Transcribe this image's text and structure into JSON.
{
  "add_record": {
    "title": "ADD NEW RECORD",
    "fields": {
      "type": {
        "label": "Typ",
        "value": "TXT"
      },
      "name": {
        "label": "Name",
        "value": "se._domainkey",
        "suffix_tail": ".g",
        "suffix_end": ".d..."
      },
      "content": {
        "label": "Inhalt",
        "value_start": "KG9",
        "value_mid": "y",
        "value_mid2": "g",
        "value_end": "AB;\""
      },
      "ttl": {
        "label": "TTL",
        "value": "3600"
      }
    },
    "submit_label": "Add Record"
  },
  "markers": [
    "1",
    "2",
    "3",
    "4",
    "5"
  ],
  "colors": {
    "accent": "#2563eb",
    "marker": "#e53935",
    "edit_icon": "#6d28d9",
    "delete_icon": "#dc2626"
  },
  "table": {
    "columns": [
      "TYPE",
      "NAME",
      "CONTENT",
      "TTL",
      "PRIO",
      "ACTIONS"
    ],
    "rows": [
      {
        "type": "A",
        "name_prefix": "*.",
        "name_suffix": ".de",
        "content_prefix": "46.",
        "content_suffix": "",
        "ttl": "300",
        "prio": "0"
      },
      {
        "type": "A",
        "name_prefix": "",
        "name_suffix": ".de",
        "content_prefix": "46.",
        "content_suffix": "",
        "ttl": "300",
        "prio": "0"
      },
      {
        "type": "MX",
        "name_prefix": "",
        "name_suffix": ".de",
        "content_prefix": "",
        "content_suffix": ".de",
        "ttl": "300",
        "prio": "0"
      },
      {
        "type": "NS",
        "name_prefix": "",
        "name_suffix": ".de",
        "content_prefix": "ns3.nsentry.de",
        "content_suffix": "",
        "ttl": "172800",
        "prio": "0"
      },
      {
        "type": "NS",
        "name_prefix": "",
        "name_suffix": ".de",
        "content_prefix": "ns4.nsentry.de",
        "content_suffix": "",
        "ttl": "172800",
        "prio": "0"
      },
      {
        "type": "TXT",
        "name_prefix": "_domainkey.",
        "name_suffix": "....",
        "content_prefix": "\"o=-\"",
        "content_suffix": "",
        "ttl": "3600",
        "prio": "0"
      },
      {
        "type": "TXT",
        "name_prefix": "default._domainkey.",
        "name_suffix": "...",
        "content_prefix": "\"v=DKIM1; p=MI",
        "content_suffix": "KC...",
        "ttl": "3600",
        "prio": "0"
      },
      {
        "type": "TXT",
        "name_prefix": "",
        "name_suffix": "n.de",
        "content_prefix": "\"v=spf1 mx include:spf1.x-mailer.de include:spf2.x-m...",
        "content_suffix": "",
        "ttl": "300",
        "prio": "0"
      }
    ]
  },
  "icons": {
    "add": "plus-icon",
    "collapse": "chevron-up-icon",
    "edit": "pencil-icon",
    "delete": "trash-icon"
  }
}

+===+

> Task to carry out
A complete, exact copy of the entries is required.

> Result of this exercise
Transcribe this image's text and structure into JSON.
{
  "add_record": {
    "title": "ADD NEW RECORD",
    "fields": {
      "type": {
        "label": "Typ",
        "value": "TXT"
      },
      "name": {
        "label": "Name",
        "value": "se._domainkey",
        "suffix_tail": ".g",
        "suffix_end": ".d..."
      },
      "content": {
        "label": "Inhalt",
        "value_start": "KG9",
        "value_mid": "y",
        "value_mid2": "g",
        "value_end": "AB;\""
      },
      "ttl": {
        "label": "TTL",
        "value": "3600"
      }
    },
    "submit_label": "Add Record"
  },
  "markers": [
    "1",
    "2",
    "3",
    "4",
    "5"
  ],
  "colors": {
    "accent": "#2563eb",
    "marker": "#e53935",
    "edit_icon": "#6d28d9",
    "delete_icon": "#dc2626"
  },
  "table": {
    "columns": [
      "TYPE",
      "NAME",
      "CONTENT",
      "TTL",
      "PRIO",
      "ACTIONS"
    ],
    "rows": [
      {
        "type": "A",
        "name_prefix": "*.",
        "name_suffix": ".de",
        "content_prefix": "46.",
        "content_suffix": "",
        "ttl": "300",
        "prio": "0"
      },
      {
        "type": "A",
        "name_prefix": "",
        "name_suffix": ".de",
        "content_prefix": "46.",
        "content_suffix": "",
        "ttl": "300",
        "prio": "0"
      },
      {
        "type": "MX",
        "name_prefix": "",
        "name_suffix": ".de",
        "content_prefix": "",
        "content_suffix": ".de",
        "ttl": "300",
        "prio": "0"
      },
      {
        "type": "NS",
        "name_prefix": "",
        "name_suffix": ".de",
        "content_prefix": "ns3.nsentry.de",
        "content_suffix": "",
        "ttl": "172800",
        "prio": "0"
      },
      {
        "type": "NS",
        "name_prefix": "",
        "name_suffix": ".de",
        "content_prefix": "ns4.nsentry.de",
        "content_suffix": "",
        "ttl": "172800",
        "prio": "0"
      },
      {
        "type": "TXT",
        "name_prefix": "_domainkey.",
        "name_suffix": "....",
        "content_prefix": "\"o=-\"",
        "content_suffix": "",
        "ttl": "3600",
        "prio": "0"
      },
      {
        "type": "TXT",
        "name_prefix": "default._domainkey.",
        "name_suffix": "...",
        "content_prefix": "\"v=DKIM1; p=MI",
        "content_suffix": "KC...",
        "ttl": "3600",
        "prio": "0"
      },
      {
        "type": "TXT",
        "name_prefix": "",
        "name_suffix": "n.de",
        "content_prefix": "\"v=spf1 mx include:spf1.x-mailer.de include:spf2.x-m...",
        "content_suffix": "",
        "ttl": "300",
        "prio": "0"
      }
    ]
  },
  "icons": {
    "add": "plus-icon",
    "collapse": "chevron-up-icon",
    "edit": "pencil-icon",
    "delete": "trash-icon"
  }
}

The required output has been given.